Overall, in the light of the foregoing, the legal regulation concerning the establishment of the disciplinary chamber for enforcement officers which had heard and decided the applicant’s case had not offered sufficient safeguards guaranteeing the independence and impartiality of lay assessors, and, thus, of the disciplinary chamber as a whole.

(c) Whether the allegations regarding the right to an “independent and impartial tribunal” had been effectively reviewed and remedied by the domestic courts

No appeal had lain against the disciplinary court’s decision. The applicant had thus only had a constitutional appeal at his disposal. The subsequent control by the Constitutional Court had not provided full jurisdiction since it had reviewed the applicant’s case only in terms of compliance of the impugned decision with the constitutional law, which had made it impossible for it to examine the relevant facts in full. Such limited judicial power did not allow the Constitutional Court to examine the case and to provide reasons for its decision to the same extent as a court with full jurisdiction.

Thus, the Constitutional Court could not have conducted a full rehearing, and therefore, in the case of enforcement officers, it could not have remedied the shortcomings of the disciplinary chamber.

Conclusion: violation (four votes to three).

Article 41: EUR 4,000 in respect of non-pecuniary damage. Claim in respect of pecuniary damage dismissed.

Article 46: It fell upon the respondent State to take any general measures as appropriate in order to solve the problems that had led to the Court’s findings and to prevent similar violations from taking place in the future. That being said, the finding of a violation in the present case could not as such be taken to impose on the respondent State an obligation under the Convention to reopen all similar cases that had since become res judicata in accordance with Czech law.

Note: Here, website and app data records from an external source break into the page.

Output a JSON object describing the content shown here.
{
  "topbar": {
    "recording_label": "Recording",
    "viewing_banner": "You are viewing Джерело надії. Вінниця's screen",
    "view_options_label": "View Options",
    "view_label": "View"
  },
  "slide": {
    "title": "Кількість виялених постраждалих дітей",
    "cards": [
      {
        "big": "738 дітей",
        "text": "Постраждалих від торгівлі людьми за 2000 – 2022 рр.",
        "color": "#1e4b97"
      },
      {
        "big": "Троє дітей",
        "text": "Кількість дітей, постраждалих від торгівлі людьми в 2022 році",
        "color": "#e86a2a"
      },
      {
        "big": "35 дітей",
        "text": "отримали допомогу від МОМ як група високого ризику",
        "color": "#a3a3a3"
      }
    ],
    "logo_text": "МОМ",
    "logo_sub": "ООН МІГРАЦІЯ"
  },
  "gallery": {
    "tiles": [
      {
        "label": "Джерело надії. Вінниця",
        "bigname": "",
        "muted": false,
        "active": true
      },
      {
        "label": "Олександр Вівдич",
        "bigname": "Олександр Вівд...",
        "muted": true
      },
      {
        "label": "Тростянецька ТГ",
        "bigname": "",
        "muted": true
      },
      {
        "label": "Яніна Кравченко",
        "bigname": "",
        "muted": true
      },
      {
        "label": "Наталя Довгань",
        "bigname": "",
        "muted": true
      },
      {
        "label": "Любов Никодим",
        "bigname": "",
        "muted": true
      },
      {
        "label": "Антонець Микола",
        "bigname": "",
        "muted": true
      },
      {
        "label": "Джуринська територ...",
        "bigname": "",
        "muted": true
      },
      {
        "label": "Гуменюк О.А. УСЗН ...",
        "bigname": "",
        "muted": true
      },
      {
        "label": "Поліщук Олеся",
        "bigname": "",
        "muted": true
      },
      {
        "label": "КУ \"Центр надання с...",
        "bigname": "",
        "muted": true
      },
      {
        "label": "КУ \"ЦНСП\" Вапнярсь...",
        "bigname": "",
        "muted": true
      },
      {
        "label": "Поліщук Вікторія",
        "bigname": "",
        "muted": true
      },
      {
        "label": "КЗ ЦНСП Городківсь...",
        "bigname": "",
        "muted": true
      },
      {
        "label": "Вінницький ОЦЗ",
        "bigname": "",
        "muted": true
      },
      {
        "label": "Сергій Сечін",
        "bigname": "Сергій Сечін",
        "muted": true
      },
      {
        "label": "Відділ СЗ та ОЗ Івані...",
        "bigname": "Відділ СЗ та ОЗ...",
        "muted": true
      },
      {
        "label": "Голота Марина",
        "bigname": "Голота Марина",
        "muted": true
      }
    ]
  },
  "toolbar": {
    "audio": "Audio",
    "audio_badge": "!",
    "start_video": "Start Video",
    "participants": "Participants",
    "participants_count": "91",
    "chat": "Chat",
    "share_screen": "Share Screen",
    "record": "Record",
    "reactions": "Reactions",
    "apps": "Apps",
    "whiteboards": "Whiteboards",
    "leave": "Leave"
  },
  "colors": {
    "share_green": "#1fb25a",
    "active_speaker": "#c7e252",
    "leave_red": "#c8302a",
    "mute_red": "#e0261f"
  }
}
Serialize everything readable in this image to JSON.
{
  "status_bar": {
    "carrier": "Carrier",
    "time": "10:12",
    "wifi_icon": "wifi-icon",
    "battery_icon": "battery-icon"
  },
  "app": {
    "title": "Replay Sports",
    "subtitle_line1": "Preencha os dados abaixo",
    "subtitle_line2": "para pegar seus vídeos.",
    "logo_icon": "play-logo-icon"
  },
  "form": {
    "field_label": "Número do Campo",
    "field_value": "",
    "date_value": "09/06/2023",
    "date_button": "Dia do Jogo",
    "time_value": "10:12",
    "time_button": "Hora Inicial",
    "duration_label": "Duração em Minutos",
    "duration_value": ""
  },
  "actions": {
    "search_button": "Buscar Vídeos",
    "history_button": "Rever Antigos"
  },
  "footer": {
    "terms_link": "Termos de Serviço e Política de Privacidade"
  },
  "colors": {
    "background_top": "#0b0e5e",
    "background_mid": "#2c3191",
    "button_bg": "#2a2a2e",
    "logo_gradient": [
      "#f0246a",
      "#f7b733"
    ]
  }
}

(See also H. v. Belgium, 8950/80, 30 November 1987; Maktouf and Damjanović v. Bosnia and Herzegovina [GC], 2312/08 and 34179/08, 18 July 2013, Legal Summary; Guðmundur Andri Ástráðsson v. Iceland [GC], 26374/18, 1 December 2020, Legal Summary)

Leave a Reply

Your email address will not be published. Required fields are marked *